Usually these state drives gave birth to state parks, but occasionally to a national park. The Great Smoky Mountains National Park contains more than 500,000 acres, with upward of 200,000 acres covered with virgin forests consisting of 130 species of native trees, including many hardwoods. It was acquired with a $5,000,000 contribution from John D. Rockefeller Jr. in honor of his mother, Laura Spelman Rockefeller, matched by a similar sum from the states of North Carolina and Tennessee. This great park was officially dedicated in 1940.

Ten years later, Mr. Rockefeller saved an 1,100-acre tract of virgin Eastern forest on the Blue Ridge Parkway in North Carolina. When our option on this tract, which also included the superb Linville Falls and Gorge, was about to expire without his offer to contribute one half the purchase price being matched, he wired me to acquire the property even if he had to meet the entire cost. He did and the sum was $95,000.

There are still notable stands of native trees in peril, and the danger is that with so much accomplished, the people will become complacent and say we have enough trees in public ownership. Idaho may have enough, Washington may have, and likewise Maine. But with our fast-increasing population, we need more public forests in more states. We don’t want to save all the redwoods, or all the sugar pines, or all the hardwoods. All we hope to do is to keep intact for as long as the trees live the finer groves in which public enjoyment outvalues manyfold the dollar earnings from harvesting timber.

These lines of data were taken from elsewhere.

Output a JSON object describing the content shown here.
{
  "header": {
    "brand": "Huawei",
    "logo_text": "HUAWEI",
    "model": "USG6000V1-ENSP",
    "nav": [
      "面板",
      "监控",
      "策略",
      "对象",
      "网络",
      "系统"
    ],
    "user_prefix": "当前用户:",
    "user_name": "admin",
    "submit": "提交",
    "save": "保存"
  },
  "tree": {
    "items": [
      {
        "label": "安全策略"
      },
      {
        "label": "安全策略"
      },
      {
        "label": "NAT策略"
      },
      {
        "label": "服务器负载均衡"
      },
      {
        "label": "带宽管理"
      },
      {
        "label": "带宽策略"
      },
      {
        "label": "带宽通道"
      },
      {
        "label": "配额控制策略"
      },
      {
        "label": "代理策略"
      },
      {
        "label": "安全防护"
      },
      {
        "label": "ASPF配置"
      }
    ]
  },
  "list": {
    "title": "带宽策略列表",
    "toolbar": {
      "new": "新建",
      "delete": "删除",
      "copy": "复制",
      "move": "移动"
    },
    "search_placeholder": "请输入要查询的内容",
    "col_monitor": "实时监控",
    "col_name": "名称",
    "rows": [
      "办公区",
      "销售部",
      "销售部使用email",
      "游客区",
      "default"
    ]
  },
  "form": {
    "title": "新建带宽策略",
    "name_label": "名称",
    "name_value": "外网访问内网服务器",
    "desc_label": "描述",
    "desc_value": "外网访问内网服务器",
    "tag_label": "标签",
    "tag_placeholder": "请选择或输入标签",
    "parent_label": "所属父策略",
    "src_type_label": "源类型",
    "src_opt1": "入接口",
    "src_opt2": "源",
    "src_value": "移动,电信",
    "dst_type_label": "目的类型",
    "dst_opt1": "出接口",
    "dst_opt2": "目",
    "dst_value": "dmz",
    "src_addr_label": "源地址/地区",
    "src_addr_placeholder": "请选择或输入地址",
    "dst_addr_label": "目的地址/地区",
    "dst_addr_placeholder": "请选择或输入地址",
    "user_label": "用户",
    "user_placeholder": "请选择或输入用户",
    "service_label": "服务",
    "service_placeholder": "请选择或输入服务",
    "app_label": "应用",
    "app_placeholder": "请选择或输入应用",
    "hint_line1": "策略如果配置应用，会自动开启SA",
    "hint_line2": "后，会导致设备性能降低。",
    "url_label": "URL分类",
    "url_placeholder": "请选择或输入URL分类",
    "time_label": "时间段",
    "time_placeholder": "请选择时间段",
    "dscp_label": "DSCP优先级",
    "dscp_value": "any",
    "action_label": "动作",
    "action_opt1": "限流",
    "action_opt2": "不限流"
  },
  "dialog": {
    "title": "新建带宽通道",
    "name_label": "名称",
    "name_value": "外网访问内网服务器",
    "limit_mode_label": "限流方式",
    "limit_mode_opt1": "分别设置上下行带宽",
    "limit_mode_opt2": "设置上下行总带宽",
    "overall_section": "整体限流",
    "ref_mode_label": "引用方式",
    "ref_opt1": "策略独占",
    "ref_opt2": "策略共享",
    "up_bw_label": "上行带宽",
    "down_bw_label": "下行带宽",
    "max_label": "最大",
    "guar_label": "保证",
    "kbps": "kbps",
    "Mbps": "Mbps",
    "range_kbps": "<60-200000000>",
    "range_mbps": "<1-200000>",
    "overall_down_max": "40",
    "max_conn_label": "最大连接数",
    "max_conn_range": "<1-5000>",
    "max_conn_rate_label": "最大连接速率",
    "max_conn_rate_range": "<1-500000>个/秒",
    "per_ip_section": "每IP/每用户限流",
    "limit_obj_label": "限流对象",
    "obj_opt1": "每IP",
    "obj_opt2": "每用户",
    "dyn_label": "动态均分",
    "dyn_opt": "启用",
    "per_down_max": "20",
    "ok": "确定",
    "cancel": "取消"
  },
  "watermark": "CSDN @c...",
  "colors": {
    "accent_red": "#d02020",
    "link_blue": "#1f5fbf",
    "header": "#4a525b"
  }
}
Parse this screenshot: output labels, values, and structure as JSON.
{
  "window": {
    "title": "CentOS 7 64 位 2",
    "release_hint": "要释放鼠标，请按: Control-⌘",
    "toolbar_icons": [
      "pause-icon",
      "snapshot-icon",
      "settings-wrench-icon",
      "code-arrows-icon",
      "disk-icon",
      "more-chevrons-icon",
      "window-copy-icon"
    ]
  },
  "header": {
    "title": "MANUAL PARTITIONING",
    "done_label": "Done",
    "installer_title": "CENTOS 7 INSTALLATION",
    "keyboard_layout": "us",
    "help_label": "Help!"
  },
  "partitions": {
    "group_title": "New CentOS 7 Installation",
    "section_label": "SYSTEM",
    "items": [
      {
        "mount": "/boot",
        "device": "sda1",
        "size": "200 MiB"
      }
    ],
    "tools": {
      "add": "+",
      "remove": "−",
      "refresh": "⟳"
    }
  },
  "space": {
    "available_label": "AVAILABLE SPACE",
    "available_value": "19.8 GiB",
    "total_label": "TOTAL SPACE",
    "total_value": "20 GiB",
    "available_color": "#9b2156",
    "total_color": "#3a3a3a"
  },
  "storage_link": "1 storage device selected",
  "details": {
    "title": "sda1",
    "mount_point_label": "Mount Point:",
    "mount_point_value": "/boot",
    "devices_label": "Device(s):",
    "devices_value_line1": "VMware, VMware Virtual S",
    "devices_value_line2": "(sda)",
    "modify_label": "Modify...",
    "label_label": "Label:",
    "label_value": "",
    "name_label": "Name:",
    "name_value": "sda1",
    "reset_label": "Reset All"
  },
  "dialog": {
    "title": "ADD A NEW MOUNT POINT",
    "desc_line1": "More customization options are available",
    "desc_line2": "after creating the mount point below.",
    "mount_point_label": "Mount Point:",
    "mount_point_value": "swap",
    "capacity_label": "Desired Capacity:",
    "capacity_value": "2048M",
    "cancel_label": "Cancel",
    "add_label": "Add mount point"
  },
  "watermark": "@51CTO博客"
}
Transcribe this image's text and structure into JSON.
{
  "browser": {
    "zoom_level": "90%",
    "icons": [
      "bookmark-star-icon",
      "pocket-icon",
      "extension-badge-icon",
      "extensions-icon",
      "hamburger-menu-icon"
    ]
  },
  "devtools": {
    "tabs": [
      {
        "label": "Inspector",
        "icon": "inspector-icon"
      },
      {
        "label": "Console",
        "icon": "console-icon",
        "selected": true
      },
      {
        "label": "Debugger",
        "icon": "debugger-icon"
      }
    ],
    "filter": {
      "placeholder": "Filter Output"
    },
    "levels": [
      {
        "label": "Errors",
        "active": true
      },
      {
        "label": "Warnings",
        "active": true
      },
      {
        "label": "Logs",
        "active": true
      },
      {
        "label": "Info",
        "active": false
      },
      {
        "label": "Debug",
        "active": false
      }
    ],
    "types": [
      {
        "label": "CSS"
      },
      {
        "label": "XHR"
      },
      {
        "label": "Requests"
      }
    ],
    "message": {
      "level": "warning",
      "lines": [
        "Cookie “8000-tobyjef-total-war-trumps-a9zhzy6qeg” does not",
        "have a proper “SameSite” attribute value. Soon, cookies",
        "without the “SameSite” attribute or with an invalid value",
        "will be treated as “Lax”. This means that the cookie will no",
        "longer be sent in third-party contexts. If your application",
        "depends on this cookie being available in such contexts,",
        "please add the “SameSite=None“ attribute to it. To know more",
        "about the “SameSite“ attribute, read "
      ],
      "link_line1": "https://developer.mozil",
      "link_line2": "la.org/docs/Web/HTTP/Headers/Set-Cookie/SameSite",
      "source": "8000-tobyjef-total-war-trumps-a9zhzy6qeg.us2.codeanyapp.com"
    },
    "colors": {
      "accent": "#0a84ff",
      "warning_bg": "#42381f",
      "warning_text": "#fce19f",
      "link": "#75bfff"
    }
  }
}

Become a Saturday Evening Post member and enjoy unlimited access. Subscribe now


Your email address will not be published. Required fields are marked *